Items from an interface collection:
__________

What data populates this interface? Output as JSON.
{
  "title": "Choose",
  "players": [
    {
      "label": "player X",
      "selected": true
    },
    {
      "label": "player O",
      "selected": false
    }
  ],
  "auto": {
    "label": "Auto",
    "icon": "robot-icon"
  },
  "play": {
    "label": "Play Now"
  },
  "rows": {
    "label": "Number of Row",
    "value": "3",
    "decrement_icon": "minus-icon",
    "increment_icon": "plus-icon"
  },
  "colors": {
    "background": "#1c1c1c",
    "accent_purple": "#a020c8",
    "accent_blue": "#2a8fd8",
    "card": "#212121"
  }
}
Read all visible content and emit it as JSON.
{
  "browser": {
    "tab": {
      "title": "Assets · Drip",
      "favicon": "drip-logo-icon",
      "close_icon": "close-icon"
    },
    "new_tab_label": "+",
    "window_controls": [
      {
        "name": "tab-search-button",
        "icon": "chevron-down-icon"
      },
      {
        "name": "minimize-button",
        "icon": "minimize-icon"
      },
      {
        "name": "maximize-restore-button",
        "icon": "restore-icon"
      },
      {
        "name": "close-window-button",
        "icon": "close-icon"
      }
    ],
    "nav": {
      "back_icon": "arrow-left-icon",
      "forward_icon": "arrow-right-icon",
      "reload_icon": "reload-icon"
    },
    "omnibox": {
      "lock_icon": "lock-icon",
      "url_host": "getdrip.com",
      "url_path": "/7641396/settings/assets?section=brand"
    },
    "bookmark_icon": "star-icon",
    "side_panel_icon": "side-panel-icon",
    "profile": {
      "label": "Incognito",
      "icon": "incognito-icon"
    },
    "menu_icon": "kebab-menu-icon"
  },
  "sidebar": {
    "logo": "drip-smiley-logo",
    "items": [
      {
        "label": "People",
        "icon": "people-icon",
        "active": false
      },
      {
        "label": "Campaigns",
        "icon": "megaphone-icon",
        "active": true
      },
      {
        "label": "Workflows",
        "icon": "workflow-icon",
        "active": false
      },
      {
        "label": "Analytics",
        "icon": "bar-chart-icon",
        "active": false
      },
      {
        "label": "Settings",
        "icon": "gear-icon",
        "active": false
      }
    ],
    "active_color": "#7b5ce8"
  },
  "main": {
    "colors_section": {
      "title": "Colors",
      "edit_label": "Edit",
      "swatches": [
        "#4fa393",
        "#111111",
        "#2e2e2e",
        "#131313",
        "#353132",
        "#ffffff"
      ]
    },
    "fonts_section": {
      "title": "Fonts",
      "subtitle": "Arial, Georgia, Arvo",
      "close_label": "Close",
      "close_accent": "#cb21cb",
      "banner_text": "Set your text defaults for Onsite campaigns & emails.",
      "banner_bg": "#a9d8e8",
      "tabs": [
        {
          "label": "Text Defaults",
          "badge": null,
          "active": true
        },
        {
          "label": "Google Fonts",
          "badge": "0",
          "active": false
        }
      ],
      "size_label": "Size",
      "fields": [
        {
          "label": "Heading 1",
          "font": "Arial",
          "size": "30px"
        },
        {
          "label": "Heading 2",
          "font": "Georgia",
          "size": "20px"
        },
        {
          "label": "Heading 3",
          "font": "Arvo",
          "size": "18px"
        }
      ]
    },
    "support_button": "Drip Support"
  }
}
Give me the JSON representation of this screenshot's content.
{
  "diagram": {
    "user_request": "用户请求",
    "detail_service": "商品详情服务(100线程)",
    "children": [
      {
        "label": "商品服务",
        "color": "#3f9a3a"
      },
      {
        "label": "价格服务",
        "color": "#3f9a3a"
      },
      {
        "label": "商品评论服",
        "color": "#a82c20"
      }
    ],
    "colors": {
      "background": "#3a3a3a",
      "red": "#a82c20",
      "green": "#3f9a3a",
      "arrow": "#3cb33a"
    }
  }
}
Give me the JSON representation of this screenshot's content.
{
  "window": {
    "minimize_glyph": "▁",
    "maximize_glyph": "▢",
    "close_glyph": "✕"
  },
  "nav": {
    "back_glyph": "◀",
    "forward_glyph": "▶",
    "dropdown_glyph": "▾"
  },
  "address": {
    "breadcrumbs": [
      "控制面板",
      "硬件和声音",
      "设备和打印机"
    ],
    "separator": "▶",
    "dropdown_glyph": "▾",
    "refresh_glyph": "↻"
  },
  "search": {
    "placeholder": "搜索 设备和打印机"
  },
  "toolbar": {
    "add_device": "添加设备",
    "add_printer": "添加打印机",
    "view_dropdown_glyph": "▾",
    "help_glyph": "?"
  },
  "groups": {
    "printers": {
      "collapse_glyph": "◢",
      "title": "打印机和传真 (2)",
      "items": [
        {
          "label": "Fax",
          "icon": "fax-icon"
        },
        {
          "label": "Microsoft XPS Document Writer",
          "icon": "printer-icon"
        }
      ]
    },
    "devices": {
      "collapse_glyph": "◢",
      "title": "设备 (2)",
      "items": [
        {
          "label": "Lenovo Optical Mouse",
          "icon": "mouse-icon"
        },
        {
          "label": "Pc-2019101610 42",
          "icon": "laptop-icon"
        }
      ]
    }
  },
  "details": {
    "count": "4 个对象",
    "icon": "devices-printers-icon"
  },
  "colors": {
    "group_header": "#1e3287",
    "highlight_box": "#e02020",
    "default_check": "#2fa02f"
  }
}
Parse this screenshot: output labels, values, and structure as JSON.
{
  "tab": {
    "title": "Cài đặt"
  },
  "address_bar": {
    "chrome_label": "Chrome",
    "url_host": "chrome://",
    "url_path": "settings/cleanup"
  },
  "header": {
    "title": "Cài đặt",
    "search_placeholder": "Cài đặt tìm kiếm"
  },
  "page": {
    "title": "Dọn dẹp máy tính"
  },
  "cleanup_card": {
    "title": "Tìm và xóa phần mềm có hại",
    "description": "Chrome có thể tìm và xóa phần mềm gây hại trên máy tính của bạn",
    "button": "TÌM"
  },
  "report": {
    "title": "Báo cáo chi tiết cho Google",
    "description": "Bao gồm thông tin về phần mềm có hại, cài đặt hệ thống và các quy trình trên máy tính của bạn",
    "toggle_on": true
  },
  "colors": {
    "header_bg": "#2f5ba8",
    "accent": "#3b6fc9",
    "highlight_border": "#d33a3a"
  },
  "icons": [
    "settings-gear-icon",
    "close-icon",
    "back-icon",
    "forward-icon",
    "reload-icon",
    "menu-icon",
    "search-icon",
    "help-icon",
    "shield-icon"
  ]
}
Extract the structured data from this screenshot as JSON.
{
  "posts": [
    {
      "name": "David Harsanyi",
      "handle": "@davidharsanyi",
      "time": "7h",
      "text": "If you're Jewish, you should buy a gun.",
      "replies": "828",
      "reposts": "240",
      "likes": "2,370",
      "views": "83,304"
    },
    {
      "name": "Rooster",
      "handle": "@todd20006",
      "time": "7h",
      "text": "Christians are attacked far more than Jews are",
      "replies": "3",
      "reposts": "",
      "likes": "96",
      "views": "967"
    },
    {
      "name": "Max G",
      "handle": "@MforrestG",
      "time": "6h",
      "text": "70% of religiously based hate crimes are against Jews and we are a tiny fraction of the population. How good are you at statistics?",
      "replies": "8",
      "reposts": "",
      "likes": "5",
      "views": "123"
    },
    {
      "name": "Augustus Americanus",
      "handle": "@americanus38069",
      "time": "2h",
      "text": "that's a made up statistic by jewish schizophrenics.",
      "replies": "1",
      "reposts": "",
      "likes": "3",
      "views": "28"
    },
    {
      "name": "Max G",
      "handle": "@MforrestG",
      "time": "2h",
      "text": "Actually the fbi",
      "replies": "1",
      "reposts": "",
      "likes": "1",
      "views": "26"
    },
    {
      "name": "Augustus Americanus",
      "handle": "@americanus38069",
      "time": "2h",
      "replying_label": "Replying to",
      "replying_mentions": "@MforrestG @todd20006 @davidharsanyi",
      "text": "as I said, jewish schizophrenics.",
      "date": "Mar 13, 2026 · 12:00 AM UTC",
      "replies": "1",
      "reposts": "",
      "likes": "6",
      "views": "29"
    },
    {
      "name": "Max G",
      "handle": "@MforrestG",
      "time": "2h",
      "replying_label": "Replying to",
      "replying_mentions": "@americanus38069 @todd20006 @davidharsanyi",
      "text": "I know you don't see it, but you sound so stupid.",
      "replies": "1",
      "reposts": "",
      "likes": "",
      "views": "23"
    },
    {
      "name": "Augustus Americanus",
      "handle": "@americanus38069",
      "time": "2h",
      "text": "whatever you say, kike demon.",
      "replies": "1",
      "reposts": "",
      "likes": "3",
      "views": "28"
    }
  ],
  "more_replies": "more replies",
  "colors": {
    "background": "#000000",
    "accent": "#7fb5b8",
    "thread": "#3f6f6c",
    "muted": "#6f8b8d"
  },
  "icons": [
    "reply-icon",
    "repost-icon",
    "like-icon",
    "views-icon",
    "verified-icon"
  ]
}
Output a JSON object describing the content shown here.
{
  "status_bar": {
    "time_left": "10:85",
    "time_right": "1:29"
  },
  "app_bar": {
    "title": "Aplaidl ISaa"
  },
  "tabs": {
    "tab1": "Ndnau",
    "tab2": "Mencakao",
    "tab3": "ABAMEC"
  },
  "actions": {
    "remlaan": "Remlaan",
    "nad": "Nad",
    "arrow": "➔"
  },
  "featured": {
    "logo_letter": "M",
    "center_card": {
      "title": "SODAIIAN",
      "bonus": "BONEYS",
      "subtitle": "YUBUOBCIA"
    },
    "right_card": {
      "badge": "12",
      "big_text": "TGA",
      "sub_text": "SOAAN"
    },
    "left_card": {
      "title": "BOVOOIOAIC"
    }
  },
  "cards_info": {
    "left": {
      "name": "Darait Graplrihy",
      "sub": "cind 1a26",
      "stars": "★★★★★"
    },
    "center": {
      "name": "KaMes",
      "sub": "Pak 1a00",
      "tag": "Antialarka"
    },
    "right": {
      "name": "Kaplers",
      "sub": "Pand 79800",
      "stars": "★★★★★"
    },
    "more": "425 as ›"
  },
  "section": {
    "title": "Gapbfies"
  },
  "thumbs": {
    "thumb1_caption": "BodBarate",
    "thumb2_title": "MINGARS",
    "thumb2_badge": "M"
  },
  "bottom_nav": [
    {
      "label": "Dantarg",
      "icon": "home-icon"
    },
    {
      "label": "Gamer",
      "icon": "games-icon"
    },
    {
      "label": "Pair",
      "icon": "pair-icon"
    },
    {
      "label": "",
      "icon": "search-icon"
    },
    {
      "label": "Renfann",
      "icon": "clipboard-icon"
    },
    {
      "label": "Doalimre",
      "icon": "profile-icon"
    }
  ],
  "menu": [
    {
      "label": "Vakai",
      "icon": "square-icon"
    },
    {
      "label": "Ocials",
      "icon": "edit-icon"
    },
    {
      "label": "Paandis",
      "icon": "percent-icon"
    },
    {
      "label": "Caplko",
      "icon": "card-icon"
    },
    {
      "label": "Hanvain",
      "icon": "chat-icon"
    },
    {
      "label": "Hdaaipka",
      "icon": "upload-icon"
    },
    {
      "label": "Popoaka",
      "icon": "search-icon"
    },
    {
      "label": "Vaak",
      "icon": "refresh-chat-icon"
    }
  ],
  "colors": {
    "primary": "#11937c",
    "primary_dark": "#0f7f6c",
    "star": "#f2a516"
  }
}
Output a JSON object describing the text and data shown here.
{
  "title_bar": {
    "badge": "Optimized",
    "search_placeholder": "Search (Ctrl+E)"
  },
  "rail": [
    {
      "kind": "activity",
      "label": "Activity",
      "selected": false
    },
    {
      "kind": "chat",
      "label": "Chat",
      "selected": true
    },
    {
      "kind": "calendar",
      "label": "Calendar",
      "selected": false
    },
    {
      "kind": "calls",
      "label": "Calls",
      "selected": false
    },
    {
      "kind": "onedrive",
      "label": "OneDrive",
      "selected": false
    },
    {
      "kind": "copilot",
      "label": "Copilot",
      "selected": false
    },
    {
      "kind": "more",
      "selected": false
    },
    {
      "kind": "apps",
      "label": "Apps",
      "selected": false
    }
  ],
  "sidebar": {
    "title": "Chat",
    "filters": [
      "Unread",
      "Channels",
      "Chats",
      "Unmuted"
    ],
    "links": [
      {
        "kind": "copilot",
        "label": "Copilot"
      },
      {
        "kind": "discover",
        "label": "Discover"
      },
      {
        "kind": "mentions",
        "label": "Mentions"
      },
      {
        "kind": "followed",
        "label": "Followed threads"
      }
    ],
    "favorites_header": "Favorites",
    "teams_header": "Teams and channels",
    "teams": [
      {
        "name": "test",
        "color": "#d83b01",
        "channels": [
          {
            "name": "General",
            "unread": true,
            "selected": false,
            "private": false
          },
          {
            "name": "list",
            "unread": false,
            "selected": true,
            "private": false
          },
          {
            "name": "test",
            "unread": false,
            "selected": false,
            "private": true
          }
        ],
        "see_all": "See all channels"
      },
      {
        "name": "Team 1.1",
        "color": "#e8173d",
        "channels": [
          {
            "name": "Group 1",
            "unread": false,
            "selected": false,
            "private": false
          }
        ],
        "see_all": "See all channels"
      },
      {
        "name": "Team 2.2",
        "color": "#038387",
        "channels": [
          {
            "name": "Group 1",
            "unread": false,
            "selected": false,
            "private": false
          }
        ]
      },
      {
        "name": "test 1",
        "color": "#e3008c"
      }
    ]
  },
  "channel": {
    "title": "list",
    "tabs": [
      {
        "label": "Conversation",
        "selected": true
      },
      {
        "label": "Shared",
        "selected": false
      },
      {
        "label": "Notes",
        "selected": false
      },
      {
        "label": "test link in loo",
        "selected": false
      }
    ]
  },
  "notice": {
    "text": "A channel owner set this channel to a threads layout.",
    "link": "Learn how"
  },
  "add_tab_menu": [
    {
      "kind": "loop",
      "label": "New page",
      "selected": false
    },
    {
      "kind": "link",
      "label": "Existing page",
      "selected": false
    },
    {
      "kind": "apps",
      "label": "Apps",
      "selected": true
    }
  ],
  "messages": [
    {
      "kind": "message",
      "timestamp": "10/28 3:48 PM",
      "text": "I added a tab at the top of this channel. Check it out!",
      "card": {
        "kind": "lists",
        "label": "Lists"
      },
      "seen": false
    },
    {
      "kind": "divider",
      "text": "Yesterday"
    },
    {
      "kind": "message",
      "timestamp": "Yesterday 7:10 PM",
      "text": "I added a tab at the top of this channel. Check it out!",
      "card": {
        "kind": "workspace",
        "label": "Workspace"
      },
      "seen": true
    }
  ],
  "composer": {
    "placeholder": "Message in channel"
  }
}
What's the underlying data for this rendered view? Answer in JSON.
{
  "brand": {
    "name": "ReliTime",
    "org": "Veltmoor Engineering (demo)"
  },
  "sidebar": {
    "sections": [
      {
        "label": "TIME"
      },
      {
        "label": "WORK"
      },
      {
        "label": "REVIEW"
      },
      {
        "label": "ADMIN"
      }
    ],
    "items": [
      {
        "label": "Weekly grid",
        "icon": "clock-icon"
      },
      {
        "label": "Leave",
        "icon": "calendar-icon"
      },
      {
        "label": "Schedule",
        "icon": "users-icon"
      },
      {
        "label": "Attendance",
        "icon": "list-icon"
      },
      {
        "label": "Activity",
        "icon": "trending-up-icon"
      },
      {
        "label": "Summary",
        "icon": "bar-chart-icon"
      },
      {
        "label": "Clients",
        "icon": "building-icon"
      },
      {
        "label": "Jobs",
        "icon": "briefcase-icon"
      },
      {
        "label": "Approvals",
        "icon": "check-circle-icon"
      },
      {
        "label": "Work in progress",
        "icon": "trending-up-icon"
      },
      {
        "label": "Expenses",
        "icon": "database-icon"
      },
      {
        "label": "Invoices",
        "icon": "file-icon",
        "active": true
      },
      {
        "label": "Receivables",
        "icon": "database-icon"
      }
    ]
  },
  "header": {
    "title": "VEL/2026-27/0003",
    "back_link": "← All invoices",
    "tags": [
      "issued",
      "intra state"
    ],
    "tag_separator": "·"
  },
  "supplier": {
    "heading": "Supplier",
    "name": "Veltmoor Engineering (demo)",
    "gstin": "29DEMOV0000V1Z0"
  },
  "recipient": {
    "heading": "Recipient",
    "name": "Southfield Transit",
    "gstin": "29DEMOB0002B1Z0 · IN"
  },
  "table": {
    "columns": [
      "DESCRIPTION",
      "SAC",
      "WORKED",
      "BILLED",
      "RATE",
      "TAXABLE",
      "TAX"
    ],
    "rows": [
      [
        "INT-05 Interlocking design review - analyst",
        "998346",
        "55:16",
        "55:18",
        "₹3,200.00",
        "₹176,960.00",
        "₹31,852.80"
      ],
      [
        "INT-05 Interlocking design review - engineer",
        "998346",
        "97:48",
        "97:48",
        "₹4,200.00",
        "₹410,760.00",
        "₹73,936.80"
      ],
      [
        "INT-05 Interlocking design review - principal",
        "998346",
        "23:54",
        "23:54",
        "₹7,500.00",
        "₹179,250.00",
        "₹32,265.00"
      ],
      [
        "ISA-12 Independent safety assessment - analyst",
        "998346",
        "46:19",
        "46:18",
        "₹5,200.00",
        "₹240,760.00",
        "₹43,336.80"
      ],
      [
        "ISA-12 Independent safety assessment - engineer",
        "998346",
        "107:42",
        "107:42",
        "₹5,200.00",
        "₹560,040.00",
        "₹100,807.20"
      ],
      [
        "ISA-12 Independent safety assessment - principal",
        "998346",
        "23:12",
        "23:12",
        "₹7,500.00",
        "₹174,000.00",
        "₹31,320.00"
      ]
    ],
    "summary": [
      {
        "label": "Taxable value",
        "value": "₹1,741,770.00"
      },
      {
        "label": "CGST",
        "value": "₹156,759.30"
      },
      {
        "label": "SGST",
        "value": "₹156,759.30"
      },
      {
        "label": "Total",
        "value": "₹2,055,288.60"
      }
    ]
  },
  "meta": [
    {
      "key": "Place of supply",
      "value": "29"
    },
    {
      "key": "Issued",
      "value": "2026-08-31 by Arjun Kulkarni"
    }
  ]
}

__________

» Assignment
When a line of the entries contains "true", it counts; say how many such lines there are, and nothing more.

» Written solution
12